The making of solidarity has the verb “action”
by: Georgina Faun
by: Georgina Faun
For example, the word “work,” so often utilized and valued in our endeavours, has an etymological relationship to tripalium, a torture instrument used on slaves. At the same time, so many other words begin to shed the strength of their existence, or are stripped of their emancipatory character to nurture the present world that rejects them. It is here where I place the word “solidarity,” one of many caught in between the dispute of preserving its essence, or getting recycled by the language of capitalist domination.
So here I am
I am still lost in the face of losing myself
the pain of this heart that looks around
and protests with an alien beating
The heartbeats that make me throb
mirrors where I look at myself
say things about me
and of others that could be me
So here I am
Looking at the insides
scraping the entrails
to expel the bile
and become stronger
in the filth
Etymologically, the word solidarity connotes an action: that of someone who wishes to be solidary. It comes from the latin solidus, which could be understood as solid or firm. At the same time, solidus contains the prefix “sol,” the name of the Sun, one of the most important celestial beings that in Latin refers to what is complete. Therefore, solidarity can only be conceived from the action of it: “to make solidarity,” to contribute to the strengthening of something. The quandary then lies in the “something:” in what we aim to strengthen and what motivates us to participate in it.
I think of the moment that my vocabulary was conferred with the word “solidarity,” when I began using it instead of “support” or “help.” It takes me back fifteen years, when the Mexican state charged at us with repression and every step of rebellion was repelled with the threat of disappearing, death, or jail.
To put solidarity into action has allowed us to be present in difficult moments, but also to participate in the changes that we bet on and to abandon the comfort of just letting life go by.
Parenthesis: it is not that this scenario is any different from nowadays, but it is important to say that in my story, it is, because it is in this place, turned into the land of mass graves, disappearances, abductions, state murders, femicides, and arbitrary incarceration, where solidarity becomes one of the primary weapons to resist and face those in power.
The word solidarity appeared not only to nurture the lexicon of our conversations; it became a common practice and a bet on the immediate transformation of our survival. To put solidarity into action has allowed us to be present in difficult moments, but also to participate in the changes that we bet on and to abandon the comfort of just letting life go by. Solidarity becomes that sharp weapon that makes an invisible network tangible.
My restlessness as a historian led me to ask myself about the need for networks of solidarity within social movements which, just like us, had to face the state as this great leviathan that needs to be destroyed.

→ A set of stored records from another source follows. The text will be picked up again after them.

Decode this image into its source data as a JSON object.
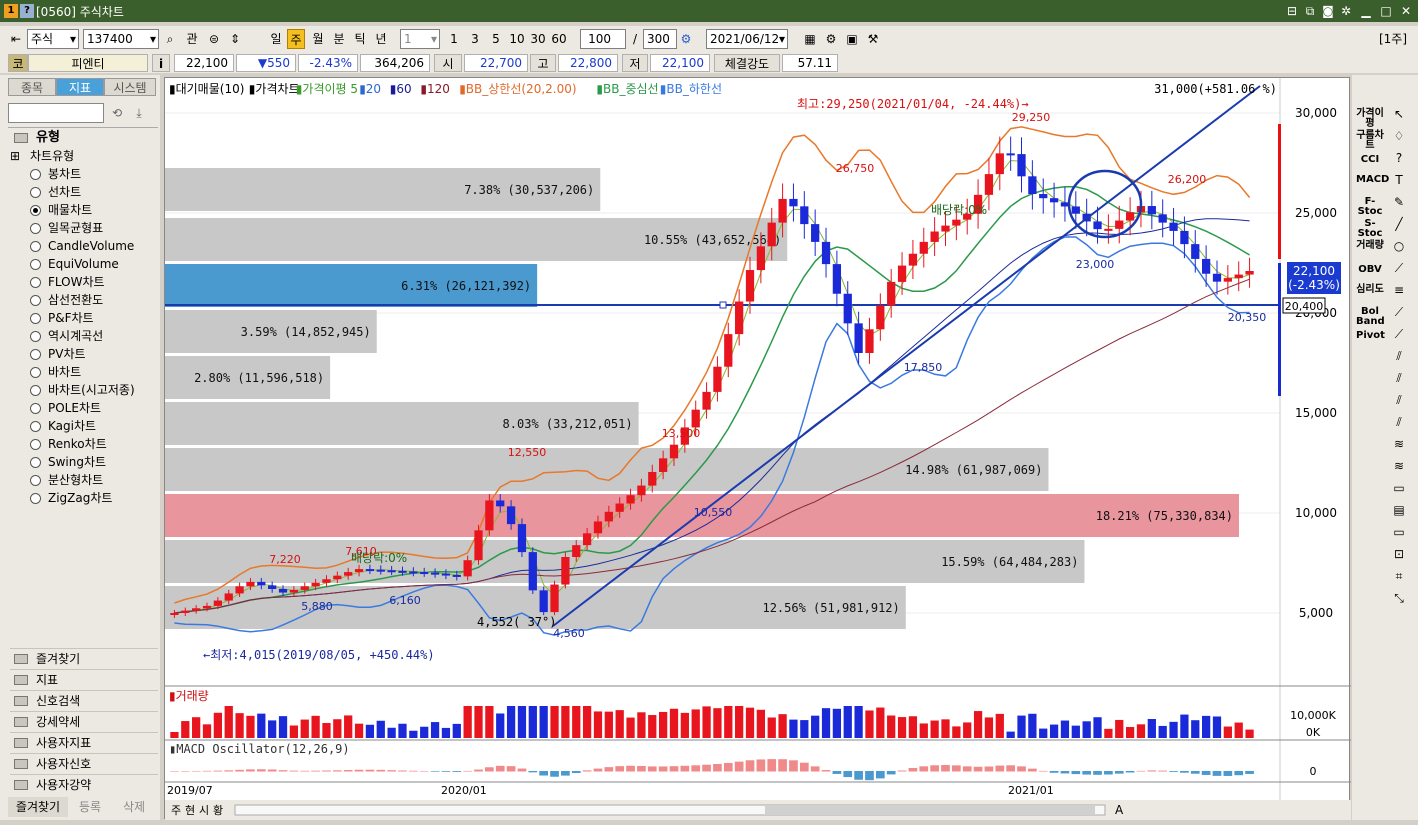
{
  "window": {
    "title": "[0560] 주식차트",
    "badge1": "1",
    "badge2": "?",
    "ctrl_icons": [
      "layout-icon",
      "copy-window-icon",
      "camera-icon",
      "settings-icon",
      "minimize-icon",
      "maximize-icon",
      "close-icon"
    ]
  },
  "toolbar": {
    "market": "주식",
    "code": "137400",
    "gwan": "관",
    "periods": [
      "일",
      "주",
      "월",
      "분",
      "틱",
      "년"
    ],
    "active_period": "주",
    "interval": "1",
    "quick": [
      "1",
      "3",
      "5",
      "10",
      "30",
      "60"
    ],
    "count": "100",
    "slash": "/",
    "total": "300",
    "date": "2021/06/12",
    "period_tag": "[1주]"
  },
  "info": {
    "cat": "코",
    "name": "피엔티",
    "i": "i",
    "price": "22,100",
    "change": "▼550",
    "rate": "-2.43%",
    "volume": "364,206",
    "open_label": "시",
    "open": "22,700",
    "high_label": "고",
    "high": "22,800",
    "low_label": "저",
    "low": "22,100",
    "strength_label": "체결강도",
    "strength": "57.11"
  },
  "sidebar": {
    "tabs": [
      "종목",
      "지표",
      "시스템"
    ],
    "active_tab": "지표",
    "section": "유형",
    "group": "차트유형",
    "types": [
      "봉차트",
      "선차트",
      "매물차트",
      "일목균형표",
      "CandleVolume",
      "EquiVolume",
      "FLOW차트",
      "삼선전환도",
      "P&F차트",
      "역시계곡선",
      "PV차트",
      "바차트",
      "바차트(시고저종)",
      "POLE차트",
      "Kagi차트",
      "Renko차트",
      "Swing차트",
      "분산형차트",
      "ZigZag차트"
    ],
    "selected_type": "매물차트",
    "accordion": [
      "즐겨찾기",
      "지표",
      "신호검색",
      "강세약세",
      "사용자지표",
      "사용자신호",
      "사용자강약"
    ],
    "bottom_tabs": [
      "즐겨찾기",
      "등록",
      "삭제"
    ]
  },
  "chart_legend": {
    "items": [
      "▮대기매물(10)",
      "▮가격차트",
      "▮가격이평 5",
      "▮20",
      "▮60",
      "▮120",
      "▮BB_상한선(20,2.00)",
      "▮BB_중심선",
      "▮BB_하한선"
    ],
    "colors": [
      "#000",
      "#000",
      "#3a9a2a",
      "#2a6ad0",
      "#1a1a9a",
      "#8a1a2a",
      "#e06a2a",
      "#2a9a4a",
      "#3a7ae0"
    ]
  },
  "annotations": {
    "high_note": "최고:29,250(2021/01/04, -24.44%)→",
    "low_note": "←최저:4,015(2019/08/05, +450.44%)",
    "top_right": "31,000(+581.06 %)",
    "div1": "배당락:0%",
    "div2": "배당락:0%",
    "trend_note": "4,552( 37°)"
  },
  "chart_data": {
    "type": "candlestick",
    "title": "",
    "x_ticks": [
      "2019/07",
      "2020/01",
      "2021/01"
    ],
    "y_ticks": [
      "30,000",
      "25,000",
      "20,000",
      "15,000",
      "10,000",
      "5,000"
    ],
    "ylim": [
      2500,
      32500
    ],
    "price_labels": [
      {
        "v": "29,250",
        "c": "#d81010"
      },
      {
        "v": "26,750",
        "c": "#d81010"
      },
      {
        "v": "26,200",
        "c": "#d81010"
      },
      {
        "v": "13,500",
        "c": "#d81010"
      },
      {
        "v": "12,550",
        "c": "#d81010"
      },
      {
        "v": "7,220",
        "c": "#d81010"
      },
      {
        "v": "7,610",
        "c": "#d81010"
      },
      {
        "v": "23,000",
        "c": "#1a2aa0"
      },
      {
        "v": "17,850",
        "c": "#1a2aa0"
      },
      {
        "v": "10,550",
        "c": "#1a2aa0"
      },
      {
        "v": "5,880",
        "c": "#1a2aa0"
      },
      {
        "v": "6,160",
        "c": "#1a2aa0"
      },
      {
        "v": "4,560",
        "c": "#1a2aa0"
      },
      {
        "v": "20,350",
        "c": "#1a2aa0"
      }
    ],
    "current_price": "22,100",
    "current_rate": "(-2.43%)",
    "hline_label": "20,400",
    "volume_profile": [
      {
        "label": "7.38% (30,537,206)",
        "pct": 7.38
      },
      {
        "label": "10.55% (43,652,564)",
        "pct": 10.55
      },
      {
        "label": "6.31% (26,121,392)",
        "pct": 6.31
      },
      {
        "label": "3.59% (14,852,945)",
        "pct": 3.59
      },
      {
        "label": "2.80% (11,596,518)",
        "pct": 2.8
      },
      {
        "label": "8.03% (33,212,051)",
        "pct": 8.03
      },
      {
        "label": "14.98% (61,987,069)",
        "pct": 14.98
      },
      {
        "label": "18.21% (75,330,834)",
        "pct": 18.21
      },
      {
        "label": "15.59% (64,484,283)",
        "pct": 15.59
      },
      {
        "label": "12.56% (51,981,912)",
        "pct": 12.56
      }
    ],
    "volume_title": "▮거래량",
    "volume_ticks": [
      "10,000K",
      "0K"
    ],
    "macd_title": "▮MACD Oscillator(12,26,9)",
    "macd_tick": "0"
  },
  "bottom": {
    "tabs": [
      "주",
      "현",
      "시",
      "황"
    ],
    "font_a": "A"
  },
  "right_tools": [
    "가격이평",
    "구름차트",
    "CCI",
    "MACD",
    "F-Stoc",
    "S-Stoc",
    "거래량",
    "OBV",
    "심리도",
    "Bol Band",
    "Pivot"
  ]
}
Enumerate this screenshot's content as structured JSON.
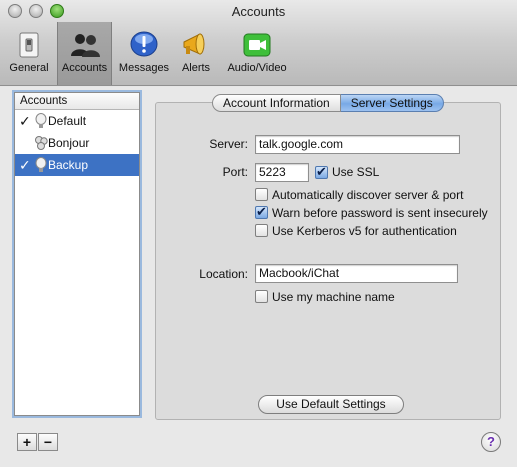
{
  "window": {
    "title": "Accounts"
  },
  "toolbar": {
    "items": [
      {
        "label": "General",
        "icon": "switch-icon"
      },
      {
        "label": "Accounts",
        "icon": "people-icon",
        "selected": true
      },
      {
        "label": "Messages",
        "icon": "exclamation-bubble-icon"
      },
      {
        "label": "Alerts",
        "icon": "megaphone-icon"
      },
      {
        "label": "Audio/Video",
        "icon": "video-camera-icon"
      }
    ]
  },
  "accounts": {
    "header": "Accounts",
    "items": [
      {
        "name": "Default",
        "checked": true,
        "check_mark": "✓",
        "icon": "lightbulb-icon"
      },
      {
        "name": "Bonjour",
        "checked": false,
        "check_mark": "",
        "icon": "bonjour-icon"
      },
      {
        "name": "Backup",
        "checked": true,
        "check_mark": "✓",
        "icon": "lightbulb-icon",
        "selected": true
      }
    ],
    "add_label": "+",
    "remove_label": "−"
  },
  "tabs": [
    {
      "label": "Account Information",
      "active": false
    },
    {
      "label": "Server Settings",
      "active": true
    }
  ],
  "server_settings": {
    "server_label": "Server:",
    "server_value": "talk.google.com",
    "port_label": "Port:",
    "port_value": "5223",
    "use_ssl_label": "Use SSL",
    "use_ssl_checked": true,
    "auto_discover_label": "Automatically discover server & port",
    "auto_discover_checked": false,
    "warn_password_label": "Warn before password is sent insecurely",
    "warn_password_checked": true,
    "kerberos_label": "Use Kerberos v5 for authentication",
    "kerberos_checked": false,
    "location_label": "Location:",
    "location_value": "Macbook/iChat",
    "machine_name_label": "Use my machine name",
    "machine_name_checked": false,
    "default_button_label": "Use Default Settings"
  },
  "help_label": "?",
  "colors": {
    "selection": "#3d72c4",
    "accent": "#78a9e6"
  }
}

When some of our partners were in prison, a network of kinship came together to make a solidarity group. To sustain those who were in prison and fight for their freedom —even with the contradictions that this entails—was a task that led us to face breakups and rifts with people who at some point had been close. In an attempt to give myself some sense of purpose, I asked myself how solidarity networks had worked in other times, aiming to show their importance and the need for them to exist.
I arrived at stories of covertness and discovered the almost nonexistent possibility of “historicizing” those networks that allowed for many lives to not fade away. How do you ask archives about the invisible hands? What clues can we track down to manage this? How do we create history about what is not written down or accounted for? That is where I found the following.
A newspaper article gave me information on a man who escaped from a Spanish prison in 1982. Accused of being part of an armed group, he would have faced a sentence of more than thirty years incarcerated. A network of people thought up the first step and executed it: to get out of prison only to later lose track of them.
I consulted the largest amount of newspapers the library allowed me access to in search of a trace of the protagonist of this story. With enlightened, stupid selfishness I regretted not being able to find anything else, an indication that the man was never aprehended or found again. Due to the proximity of this story —it had happened less than forty years ago— I began to ask myself if my genuine interest could not entail some danger. I opted to look for actors of that time that could tell me “something” about that episode. In my search, I was able to envision a network of people that, both in Europe and in America, had weaved a silent structure for many people to escape from prison or death just like that fugitive, and reinvent themselves in other places, thousands of kilometers away. These people, whose names will perhaps never be written in any book, acted in solidarity, honoring life in the face of state repression. With their silent actions, they strengthened the armed resistance and the fight against power, making the cry for freedom their own.
This brief story is one of the examples I can refer to nowadays when we talk about solidarity. So, I come back to the question: What do we strengthen? What do we stand in solidarity with? To which I almost immediately can respond: we stand in solidarity with our equals, who in multiple ways resonate in our path, we create kinship with other geographies, and vindicate solidarity through defending it as our prefered weapon to strengthen the life that is taken from us.
Image by: Erik Tlaseca
Translation: Lola Malavasi Lachner